*Work to complete*. In the listing below, find every line containing "Select" and copy it out.

*Source data*.
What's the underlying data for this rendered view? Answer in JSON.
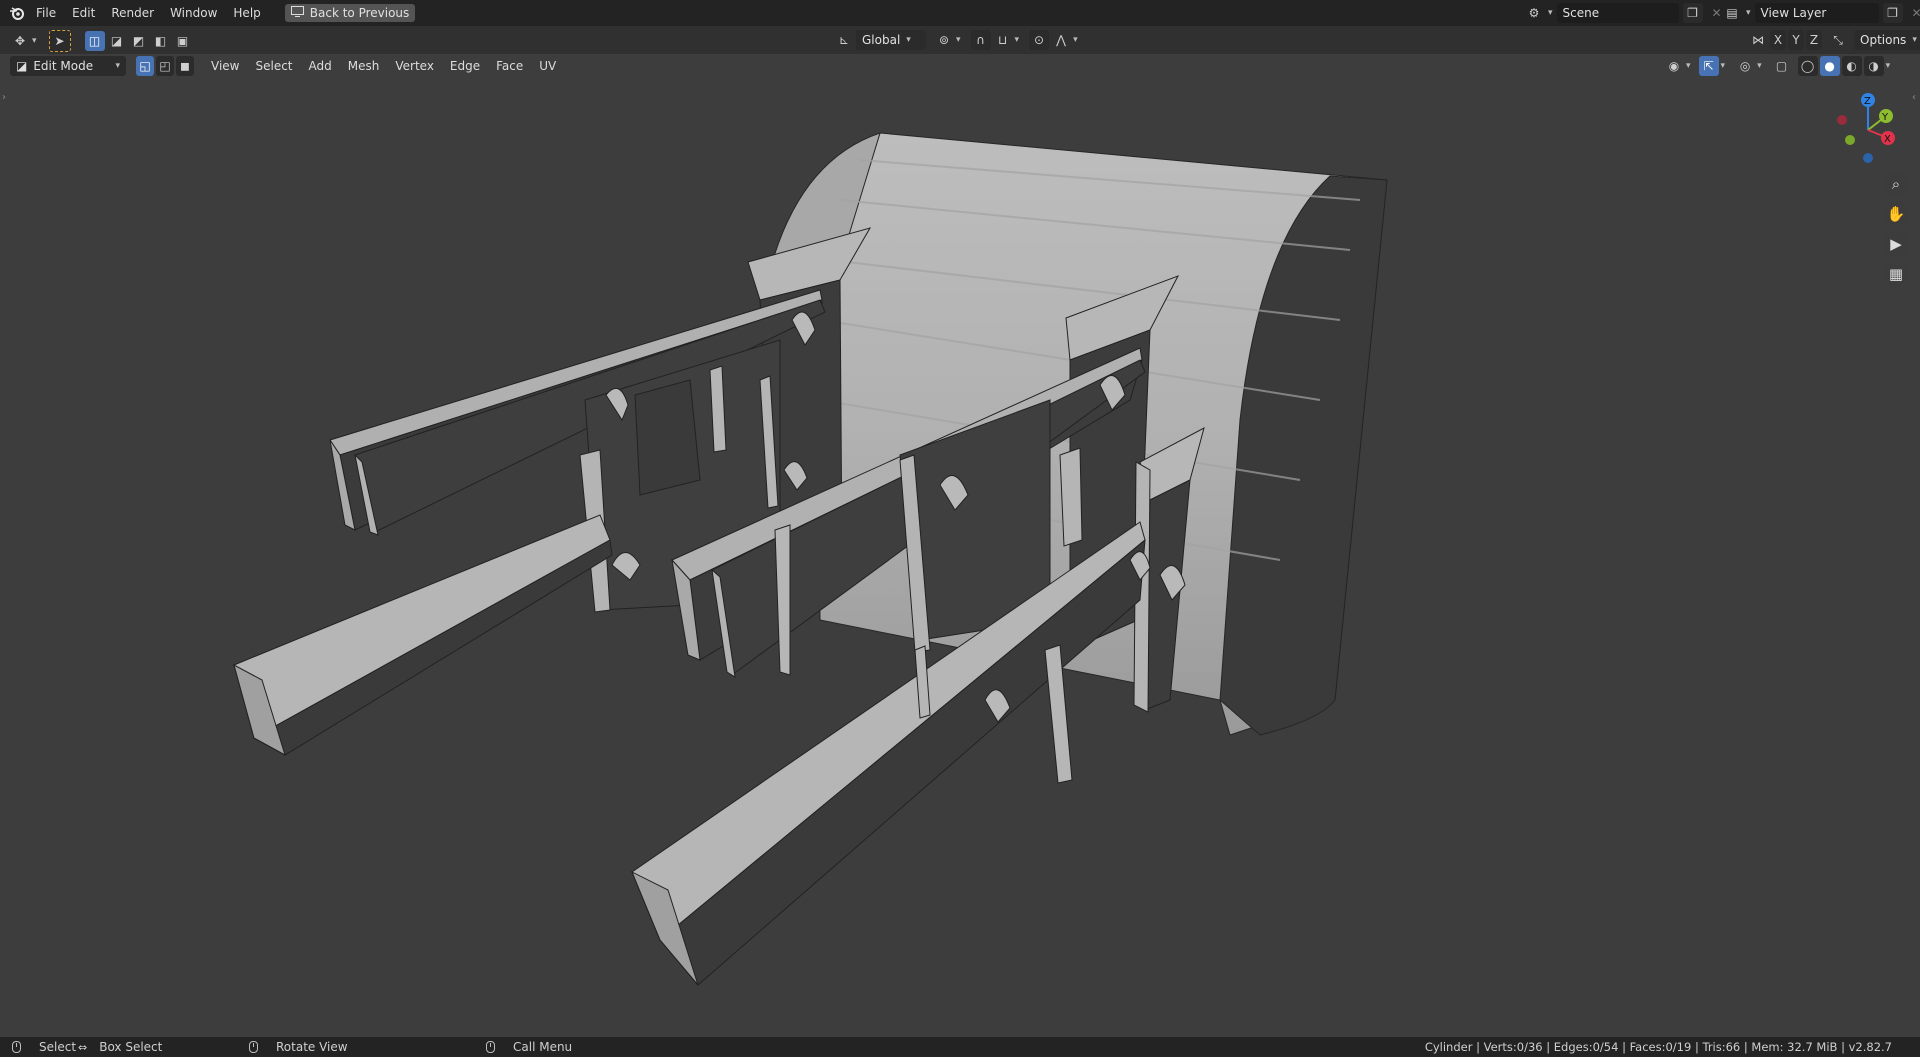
{
  "topbar": {
    "menus": [
      "File",
      "Edit",
      "Render",
      "Window",
      "Help"
    ],
    "back_button": "Back to Previous",
    "scene": "Scene",
    "view_layer": "View Layer"
  },
  "header": {
    "transform_orientation": "Global",
    "axis_labels": [
      "X",
      "Y",
      "Z"
    ],
    "options_label": "Options"
  },
  "viewport_header": {
    "mode": "Edit Mode",
    "menus": [
      "View",
      "Select",
      "Add",
      "Mesh",
      "Vertex",
      "Edge",
      "Face",
      "UV"
    ]
  },
  "gizmo": {
    "z": "Z",
    "y": "Y",
    "x": "X"
  },
  "statusbar": {
    "select": "Select",
    "box_select": "Box Select",
    "rotate_view": "Rotate View",
    "call_menu": "Call Menu",
    "stats": "Cylinder | Verts:0/36 | Edges:0/54 | Faces:0/19 | Tris:66 | Mem: 32.7 MiB | v2.82.7"
  },
  "colors": {
    "background": "#3d3d3d",
    "accent": "#4772b3",
    "mesh_light": "#b4b4b4",
    "mesh_dark": "#3e3e3e"
  }
}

*The completed task*.
      "Select",
    "select": "Select",
    "box_select": "Box Select",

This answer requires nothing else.